Sir Clive Sinclair, an Englishman, is maintaining a dignified silence without making any fuss over a patent violation. If the Chinese get involved while claiming that it mimics Abacus, the war may even spread beyond the boundaries of a patent! Then, the Egyptians will be emboldened to claim the infringement on the patent of numerals – from 0 to 9, even if they are reluctant to be proud of inventing ‘0’ - in normal circumstances!
In the same way, by awarding the patent of rectangle to Apple, a very long list of descendants of Euclid, who was synonymous with geometry in the ancient world, could be potentially alerted for the existence of their rights – if the luck is on their side, of course.
We are lucky that Sir Tim Berners Lee, the inventor of the World Wide Web, keeps a very low profile by not boasting about his contribution to the information age. Just imagine he launches a claim for the patent of HTML code, which is used in every single web page on the internet; the whole web would be dead in a matter of hours if a judge issued an order to prohibit the use of code without the approval of Sir Tim.
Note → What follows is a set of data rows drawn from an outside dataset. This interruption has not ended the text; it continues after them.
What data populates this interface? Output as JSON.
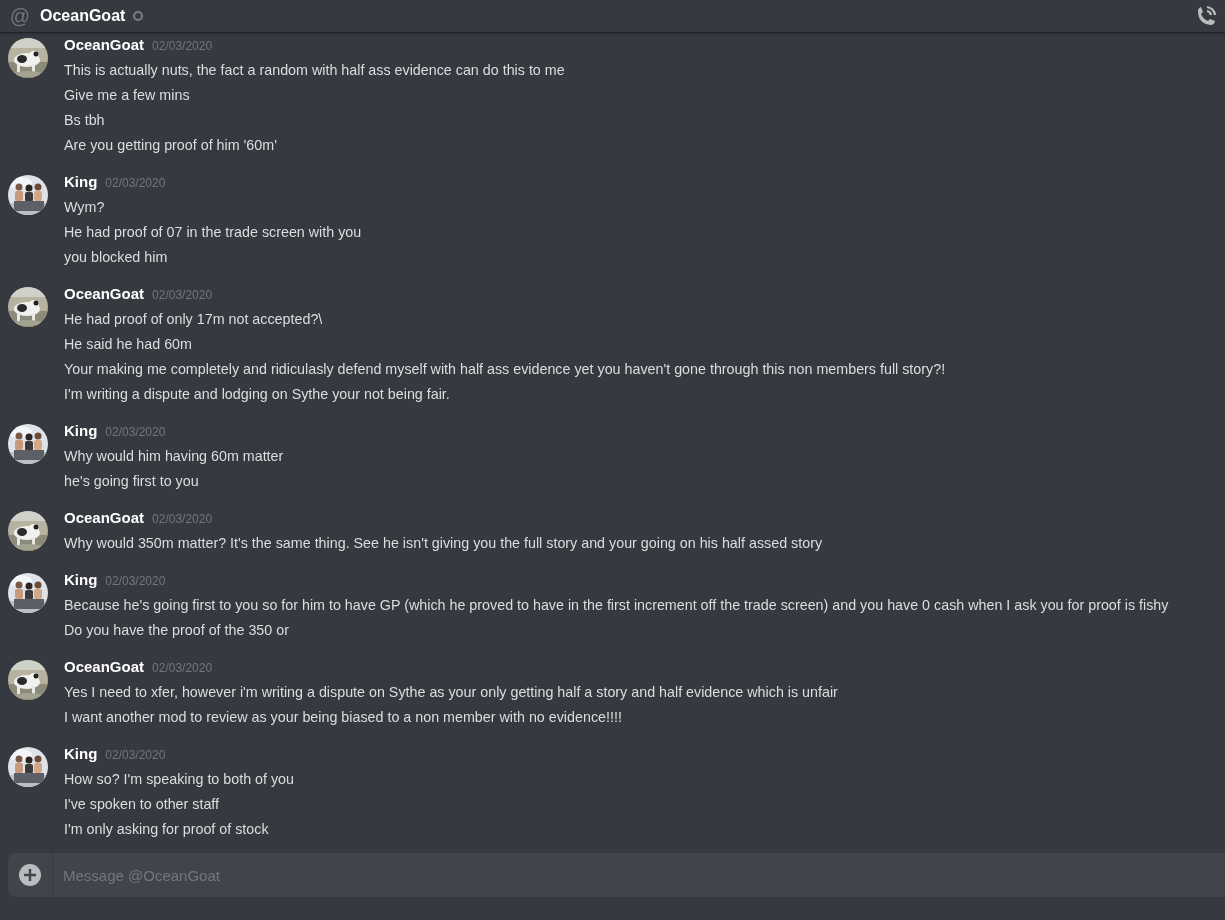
{
  "header": {
    "symbol": "@",
    "title": "OceanGoat",
    "online": false
  },
  "messages": [
    {
      "author": "OceanGoat",
      "time": "02/03/2020",
      "lines": [
        "This is actually nuts, the fact a random with half ass evidence can do this to me",
        "Give me a few mins",
        "Bs tbh",
        "Are you getting proof of him '60m'"
      ]
    },
    {
      "author": "King",
      "time": "02/03/2020",
      "lines": [
        "Wym?",
        "He had proof of 07 in the trade screen with you",
        "you blocked him"
      ]
    },
    {
      "author": "OceanGoat",
      "time": "02/03/2020",
      "lines": [
        "He had proof of only 17m not accepted?\\",
        "He said he had 60m",
        "Your making me completely and ridiculasly defend myself with half ass evidence yet you haven't gone through this non members full story?!",
        "I'm writing a dispute and lodging on Sythe your not being fair."
      ]
    },
    {
      "author": "King",
      "time": "02/03/2020",
      "lines": [
        "Why would him having 60m matter",
        "he's going first to you"
      ]
    },
    {
      "author": "OceanGoat",
      "time": "02/03/2020",
      "lines": [
        "Why would 350m matter? It's the same thing. See he isn't giving you the full story and your going on his half assed story"
      ]
    },
    {
      "author": "King",
      "time": "02/03/2020",
      "lines": [
        "Because he's going first to you so for him to have GP (which he proved to have in the first increment off the trade screen) and you have 0 cash when I ask you for proof is fishy",
        "Do you have the proof of the 350 or"
      ]
    },
    {
      "author": "OceanGoat",
      "time": "02/03/2020",
      "lines": [
        "Yes I need to xfer, however i'm writing a dispute on Sythe as your only getting half a story and half evidence which is unfair",
        "I want another mod to review as your being biased to a non member with no evidence!!!!"
      ]
    },
    {
      "author": "King",
      "time": "02/03/2020",
      "lines": [
        "How so? I'm speaking to both of you",
        "I've spoken to other staff",
        "I'm only asking for proof of stock"
      ]
    }
  ],
  "composer": {
    "placeholder": "Message @OceanGoat"
  }
}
The patent-infringement episode, which so far has had all the ingredients of theatrics, can only get comical if mushrooming effect is not controlled in a meaningful way. The presence of generous geniuses of Sir Tim’s caliber, meanwhile, still provides the world with the much needed catalysts for innovation and irreversible progress.
Therefore, it’s high time a balance was struck by the technical giants in the battle for their intellectual property. It goes without saying that the ‘temperature’ of the battle suddenly increased when the innovation seems to have peaked in every single camp, after the veterans who spearheaded the revolution, have either died or are in retirement – and as the most obvious form of red herring.
- Asian Tribune -